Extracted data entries
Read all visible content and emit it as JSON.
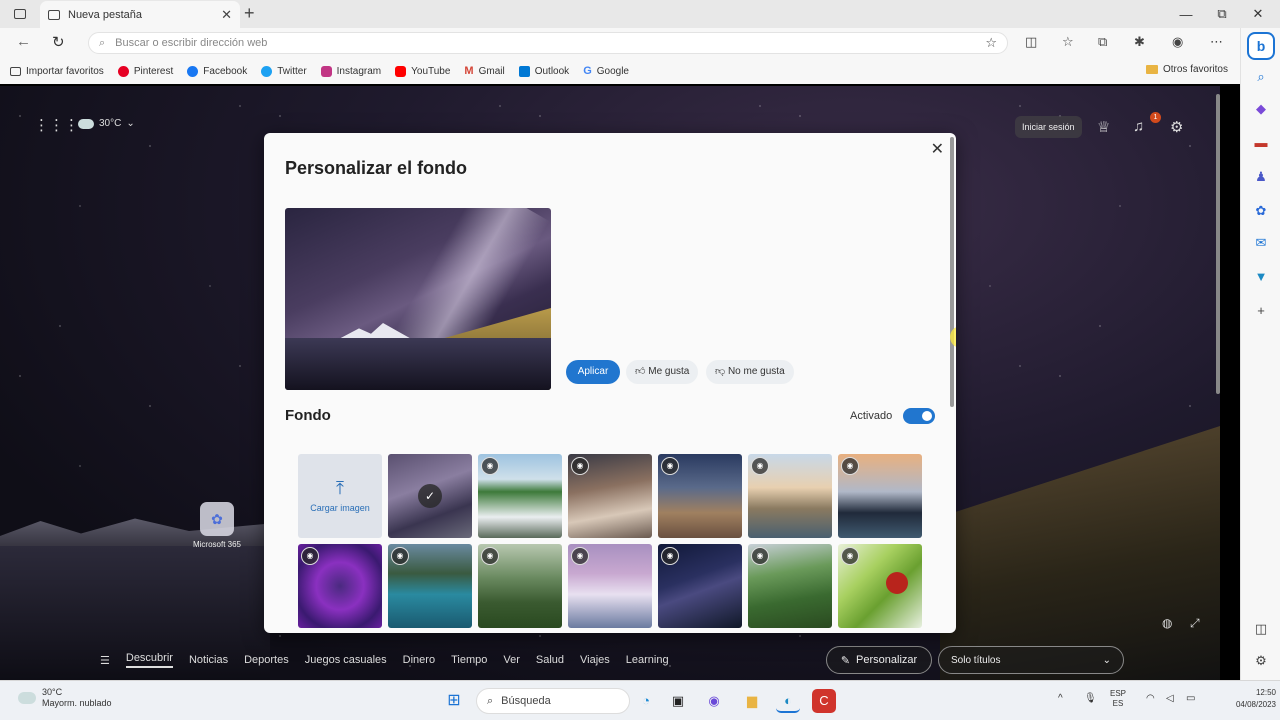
{
  "browser": {
    "tab_title": "Nueva pestaña",
    "tab_close": "✕",
    "new_tab": "+",
    "address_placeholder": "Buscar o escribir dirección web",
    "window_controls": [
      "—",
      "⧉",
      "✕"
    ],
    "bookmarks": [
      {
        "label": "Importar favoritos",
        "color": "#555555"
      },
      {
        "label": "Pinterest",
        "color": "#e60023"
      },
      {
        "label": "Facebook",
        "color": "#1877f2"
      },
      {
        "label": "Twitter",
        "color": "#1da1f2"
      },
      {
        "label": "Instagram",
        "color": "#c13584"
      },
      {
        "label": "YouTube",
        "color": "#ff0000"
      },
      {
        "label": "Gmail",
        "color": "#d44638"
      },
      {
        "label": "Outlook",
        "color": "#0078d4"
      },
      {
        "label": "Google",
        "color": "#4285f4"
      }
    ],
    "other_favorites": "Otros favoritos"
  },
  "page": {
    "weather_temp": "30°C",
    "signin": "Iniciar sesión",
    "notification_count": "1",
    "m365_label": "Microsoft 365",
    "nav": [
      "Descubrir",
      "Noticias",
      "Deportes",
      "Juegos casuales",
      "Dinero",
      "Tiempo",
      "Ver",
      "Salud",
      "Viajes",
      "Learning"
    ],
    "personalize_button": "Personalizar",
    "titles_select": "Solo títulos"
  },
  "dialog": {
    "title": "Personalizar el fondo",
    "apply": "Aplicar",
    "like": "Me gusta",
    "dislike": "No me gusta",
    "section_title": "Fondo",
    "toggle_label": "Activado",
    "upload_label": "Cargar imagen",
    "thumbnails": [
      {
        "bg": "linear-gradient(160deg,#5a5070,#8a7ea0 40%,#3a3550 70%,#6a6a7a)",
        "selected": true,
        "eye": false
      },
      {
        "bg": "linear-gradient(180deg,#9ec3e0 0%,#cfe0ea 30%,#3d7a3a 45%,#eaeef0 75%,#5a6a5a)",
        "selected": false,
        "eye": true
      },
      {
        "bg": "linear-gradient(170deg,#3a3a45 0%,#8a7060 40%,#d8c8b8 70%,#6a5a50)",
        "selected": false,
        "eye": true
      },
      {
        "bg": "linear-gradient(180deg,#2a3a60 0%,#5a6a8a 40%,#a08060 70%,#6a5040)",
        "selected": false,
        "eye": true
      },
      {
        "bg": "linear-gradient(180deg,#c8d8e8 0%,#e8d0b0 40%,#8a7a60 65%,#4a6070)",
        "selected": false,
        "eye": true
      },
      {
        "bg": "linear-gradient(180deg,#e8b080 0%,#b0b8c8 45%,#202a3a 70%,#405a70)",
        "selected": false,
        "eye": true
      },
      {
        "bg": "radial-gradient(circle at 50% 50%,#4a2a80,#8a30c0 40%,#3a1a70 75%,#6a20a0)",
        "selected": false,
        "eye": true
      },
      {
        "bg": "linear-gradient(180deg,#6a8aa0 0%,#3a5a40 35%,#2a8aa0 60%,#1a5a70)",
        "selected": false,
        "eye": true
      },
      {
        "bg": "linear-gradient(180deg,#b8c8b0 0%,#6a8a60 40%,#3a5a30 70%,#2a4a20)",
        "selected": false,
        "eye": true
      },
      {
        "bg": "linear-gradient(180deg,#a890c0 0%,#c8a8d0 35%,#e8e0f0 60%,#6a7aa0)",
        "selected": false,
        "eye": true
      },
      {
        "bg": "linear-gradient(160deg,#101838 0%,#2a3060 40%,#4a4a80 55%,#101828)",
        "selected": false,
        "eye": true
      },
      {
        "bg": "linear-gradient(170deg,#c8d0d8 0%,#6a9a5a 35%,#3a6a30 65%,#2a4a20)",
        "selected": false,
        "eye": true
      },
      {
        "bg": "linear-gradient(135deg,#e8f0d8 0%,#a8d060 35%,#6aa030 60%,#e8f0e0)",
        "selected": false,
        "eye": true,
        "ladybug": true
      }
    ]
  },
  "taskbar": {
    "weather_temp": "30°C",
    "weather_desc": "Mayorm. nublado",
    "search_label": "Búsqueda",
    "lang_line1": "ESP",
    "lang_line2": "ES",
    "time": "12:50",
    "date": "04/08/2023"
  }
}
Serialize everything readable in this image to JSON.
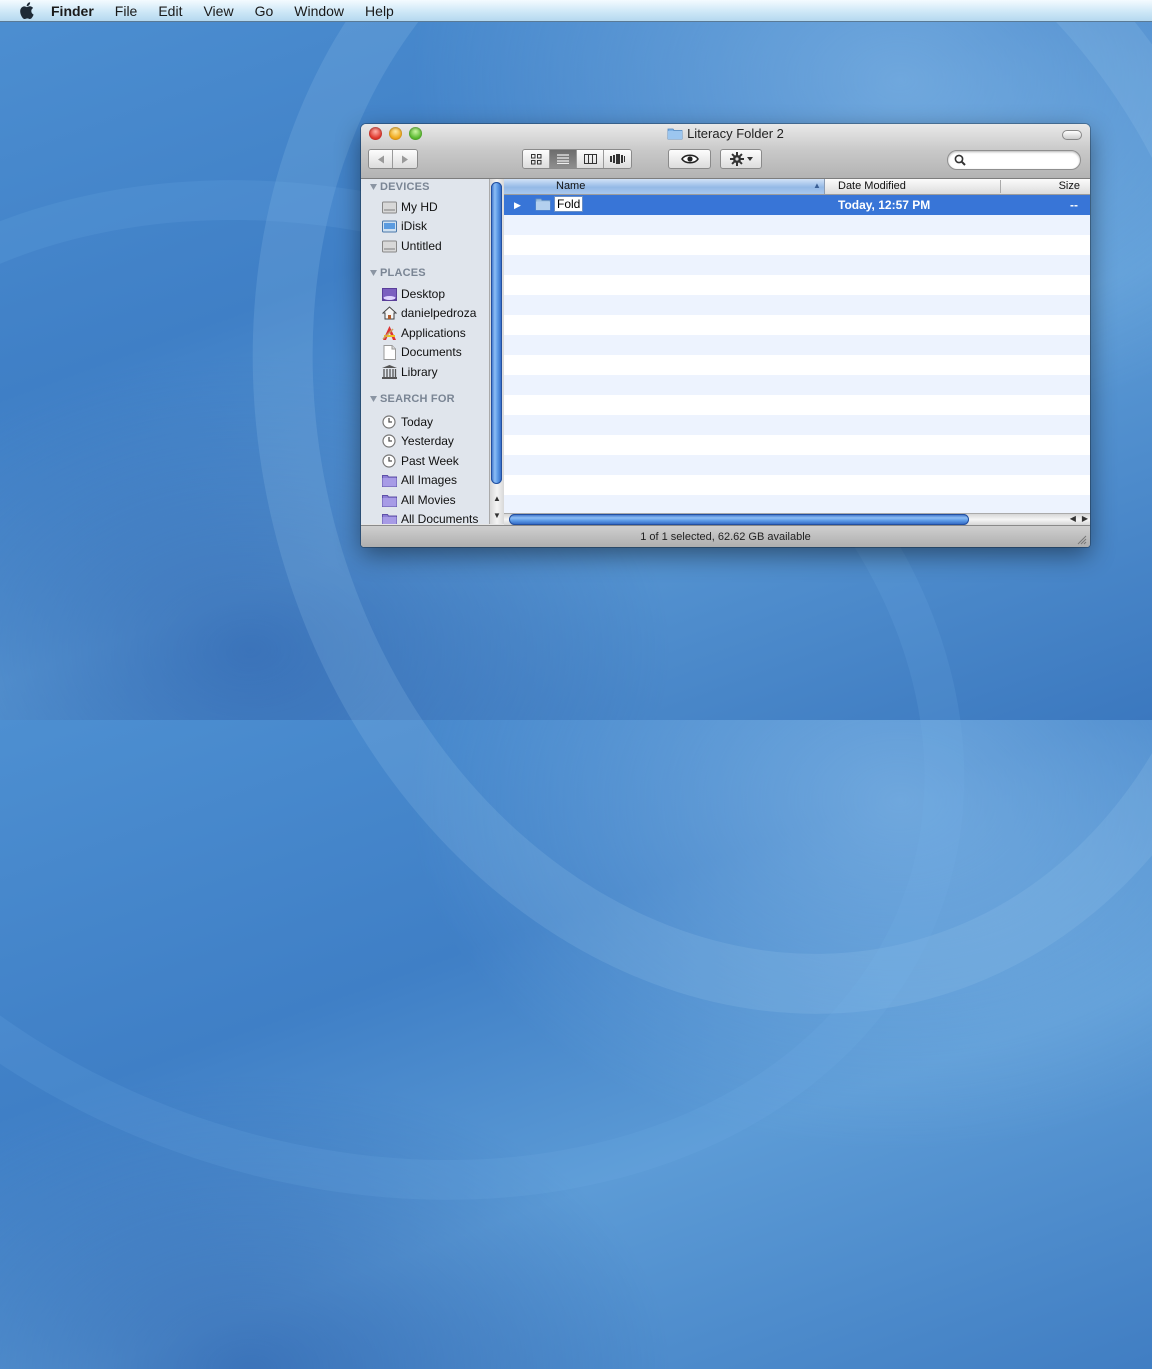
{
  "menubar": {
    "apple_icon": "apple-logo-icon",
    "items": [
      {
        "label": "Finder",
        "bold": true
      },
      {
        "label": "File"
      },
      {
        "label": "Edit"
      },
      {
        "label": "View"
      },
      {
        "label": "Go"
      },
      {
        "label": "Window"
      },
      {
        "label": "Help"
      }
    ]
  },
  "window": {
    "title": "Literacy Folder 2",
    "title_icon": "folder-icon",
    "toolbar": {
      "back_icon": "back-arrow-icon",
      "forward_icon": "forward-arrow-icon",
      "view_modes": [
        {
          "name": "icon-view",
          "active": false
        },
        {
          "name": "list-view",
          "active": true
        },
        {
          "name": "column-view",
          "active": false
        },
        {
          "name": "cover-flow-view",
          "active": false
        }
      ],
      "quick_look_icon": "eye-icon",
      "action_icon": "gear-icon",
      "search_placeholder": "",
      "search_value": ""
    },
    "sidebar": {
      "sections": [
        {
          "label": "DEVICES",
          "items": [
            {
              "label": "My HD",
              "icon": "hard-drive-icon"
            },
            {
              "label": "iDisk",
              "icon": "idisk-icon"
            },
            {
              "label": "Untitled",
              "icon": "hard-drive-icon"
            }
          ]
        },
        {
          "label": "PLACES",
          "items": [
            {
              "label": "Desktop",
              "icon": "desktop-icon"
            },
            {
              "label": "danielpedroza",
              "icon": "home-icon"
            },
            {
              "label": "Applications",
              "icon": "applications-icon"
            },
            {
              "label": "Documents",
              "icon": "documents-icon"
            },
            {
              "label": "Library",
              "icon": "library-icon"
            }
          ]
        },
        {
          "label": "SEARCH FOR",
          "items": [
            {
              "label": "Today",
              "icon": "clock-icon"
            },
            {
              "label": "Yesterday",
              "icon": "clock-icon"
            },
            {
              "label": "Past Week",
              "icon": "clock-icon"
            },
            {
              "label": "All Images",
              "icon": "smart-folder-icon"
            },
            {
              "label": "All Movies",
              "icon": "smart-folder-icon"
            },
            {
              "label": "All Documents",
              "icon": "smart-folder-icon"
            }
          ]
        }
      ]
    },
    "list": {
      "columns": {
        "name": "Name",
        "date": "Date Modified",
        "size": "Size"
      },
      "sort_column": "Name",
      "sort_direction": "ascending",
      "rows": [
        {
          "name": "Fold",
          "editing": true,
          "date": "Today, 12:57 PM",
          "size": "--",
          "selected": true,
          "kind": "folder"
        }
      ]
    },
    "status": "1 of 1 selected, 62.62 GB available"
  }
}
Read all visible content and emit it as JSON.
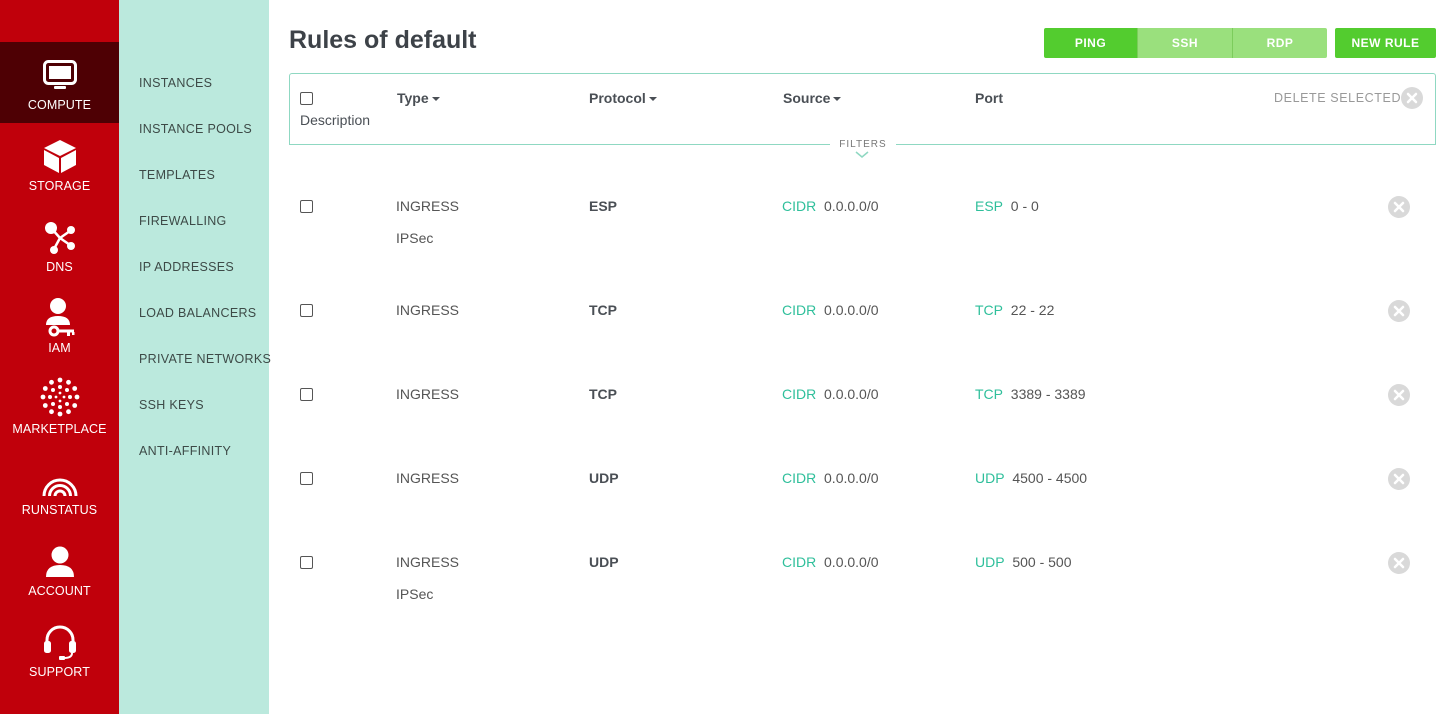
{
  "nav": {
    "items": [
      {
        "label": "COMPUTE",
        "icon": "monitor-icon"
      },
      {
        "label": "STORAGE",
        "icon": "cube-icon"
      },
      {
        "label": "DNS",
        "icon": "network-nodes-icon"
      },
      {
        "label": "IAM",
        "icon": "user-key-icon"
      },
      {
        "label": "MARKETPLACE",
        "icon": "dots-circle-icon"
      },
      {
        "label": "RUNSTATUS",
        "icon": "signal-icon"
      },
      {
        "label": "ACCOUNT",
        "icon": "user-icon"
      },
      {
        "label": "SUPPORT",
        "icon": "headset-icon"
      }
    ],
    "active": "COMPUTE"
  },
  "submenu": {
    "items": [
      "INSTANCES",
      "INSTANCE POOLS",
      "TEMPLATES",
      "FIREWALLING",
      "IP ADDRESSES",
      "LOAD BALANCERS",
      "PRIVATE NETWORKS",
      "SSH KEYS",
      "ANTI-AFFINITY"
    ]
  },
  "page": {
    "title": "Rules of default"
  },
  "toolbar": {
    "ping": "PING",
    "ssh": "SSH",
    "rdp": "RDP",
    "new_rule": "NEW RULE"
  },
  "table": {
    "headers": {
      "type": "Type",
      "protocol": "Protocol",
      "source": "Source",
      "port": "Port",
      "description": "Description"
    },
    "delete_selected": "DELETE SELECTED",
    "filters": "FILTERS",
    "rows": [
      {
        "type": "INGRESS",
        "description": "IPSec",
        "protocol": "ESP",
        "source_kind": "CIDR",
        "source_value": "0.0.0.0/0",
        "port_proto": "ESP",
        "port_range": "0 - 0"
      },
      {
        "type": "INGRESS",
        "description": "",
        "protocol": "TCP",
        "source_kind": "CIDR",
        "source_value": "0.0.0.0/0",
        "port_proto": "TCP",
        "port_range": "22 - 22"
      },
      {
        "type": "INGRESS",
        "description": "",
        "protocol": "TCP",
        "source_kind": "CIDR",
        "source_value": "0.0.0.0/0",
        "port_proto": "TCP",
        "port_range": "3389 - 3389"
      },
      {
        "type": "INGRESS",
        "description": "",
        "protocol": "UDP",
        "source_kind": "CIDR",
        "source_value": "0.0.0.0/0",
        "port_proto": "UDP",
        "port_range": "4500 - 4500"
      },
      {
        "type": "INGRESS",
        "description": "IPSec",
        "protocol": "UDP",
        "source_kind": "CIDR",
        "source_value": "0.0.0.0/0",
        "port_proto": "UDP",
        "port_range": "500 - 500"
      }
    ]
  },
  "colors": {
    "nav_bg": "#c0000b",
    "nav_active": "#4e0004",
    "submenu_bg": "#bbe9dd",
    "accent_green": "#53cc2f",
    "accent_teal": "#2fbf9b"
  }
}
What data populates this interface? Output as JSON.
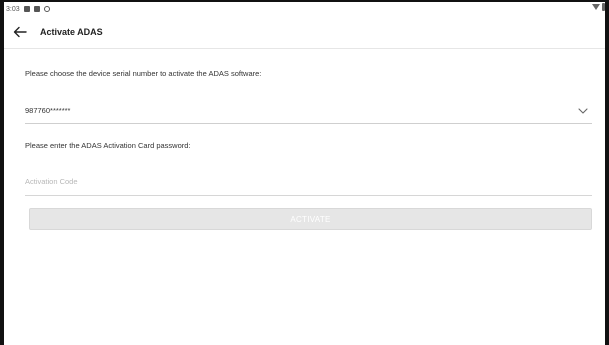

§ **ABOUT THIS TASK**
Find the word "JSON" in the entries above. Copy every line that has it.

§ **WRITTEN ANSWER**
Read all visible content and emit it as JSON.
Serialize everything readable in this image to JSON.
Read all visible content and emit it as JSON.
What data populates this interface? Output as JSON.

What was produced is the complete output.